START DATA EXCERPTS

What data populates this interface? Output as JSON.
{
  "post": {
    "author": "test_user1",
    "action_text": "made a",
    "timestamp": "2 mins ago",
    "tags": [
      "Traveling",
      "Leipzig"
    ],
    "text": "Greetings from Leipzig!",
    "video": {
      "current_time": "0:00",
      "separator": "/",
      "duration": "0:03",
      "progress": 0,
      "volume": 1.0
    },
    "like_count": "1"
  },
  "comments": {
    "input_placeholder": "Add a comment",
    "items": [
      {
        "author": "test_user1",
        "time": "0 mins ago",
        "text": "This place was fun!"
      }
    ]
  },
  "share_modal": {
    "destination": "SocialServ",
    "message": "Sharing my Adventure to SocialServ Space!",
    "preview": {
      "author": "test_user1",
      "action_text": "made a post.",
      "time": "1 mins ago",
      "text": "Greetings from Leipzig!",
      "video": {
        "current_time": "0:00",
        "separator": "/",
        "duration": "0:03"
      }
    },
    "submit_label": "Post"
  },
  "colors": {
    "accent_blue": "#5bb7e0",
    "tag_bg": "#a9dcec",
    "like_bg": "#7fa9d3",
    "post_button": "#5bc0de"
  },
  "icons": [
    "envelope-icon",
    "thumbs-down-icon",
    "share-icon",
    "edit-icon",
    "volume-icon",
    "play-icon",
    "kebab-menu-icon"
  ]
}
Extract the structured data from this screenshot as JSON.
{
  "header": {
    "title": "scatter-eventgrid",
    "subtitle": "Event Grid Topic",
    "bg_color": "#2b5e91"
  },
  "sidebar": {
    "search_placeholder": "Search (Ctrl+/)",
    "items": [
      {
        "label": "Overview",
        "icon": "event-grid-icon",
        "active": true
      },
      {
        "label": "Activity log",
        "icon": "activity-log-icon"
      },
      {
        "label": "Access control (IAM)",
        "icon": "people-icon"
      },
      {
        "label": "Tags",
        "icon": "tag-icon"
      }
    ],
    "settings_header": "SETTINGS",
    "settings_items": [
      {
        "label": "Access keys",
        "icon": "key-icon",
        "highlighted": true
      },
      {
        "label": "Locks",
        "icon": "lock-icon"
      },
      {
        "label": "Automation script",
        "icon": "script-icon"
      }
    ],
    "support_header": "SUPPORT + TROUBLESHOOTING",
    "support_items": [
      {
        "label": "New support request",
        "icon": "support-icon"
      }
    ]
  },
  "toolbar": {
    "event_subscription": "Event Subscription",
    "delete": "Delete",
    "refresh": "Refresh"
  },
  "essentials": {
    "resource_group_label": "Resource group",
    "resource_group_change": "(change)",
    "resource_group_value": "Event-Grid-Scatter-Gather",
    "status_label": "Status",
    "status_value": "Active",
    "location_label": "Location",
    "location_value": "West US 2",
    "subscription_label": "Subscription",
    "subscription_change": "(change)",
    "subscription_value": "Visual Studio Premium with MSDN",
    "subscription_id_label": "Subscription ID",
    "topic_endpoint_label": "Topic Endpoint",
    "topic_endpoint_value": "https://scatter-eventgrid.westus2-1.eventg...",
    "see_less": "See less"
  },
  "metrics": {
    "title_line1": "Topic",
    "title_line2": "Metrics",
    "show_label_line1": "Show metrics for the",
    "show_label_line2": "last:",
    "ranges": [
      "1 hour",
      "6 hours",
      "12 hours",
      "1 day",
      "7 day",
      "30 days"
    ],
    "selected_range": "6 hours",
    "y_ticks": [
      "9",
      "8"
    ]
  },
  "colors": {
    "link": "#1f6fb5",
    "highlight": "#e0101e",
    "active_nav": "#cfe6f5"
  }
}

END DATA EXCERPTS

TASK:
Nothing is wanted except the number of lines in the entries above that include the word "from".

SOLUTION FOR THIS PROBLEM:
3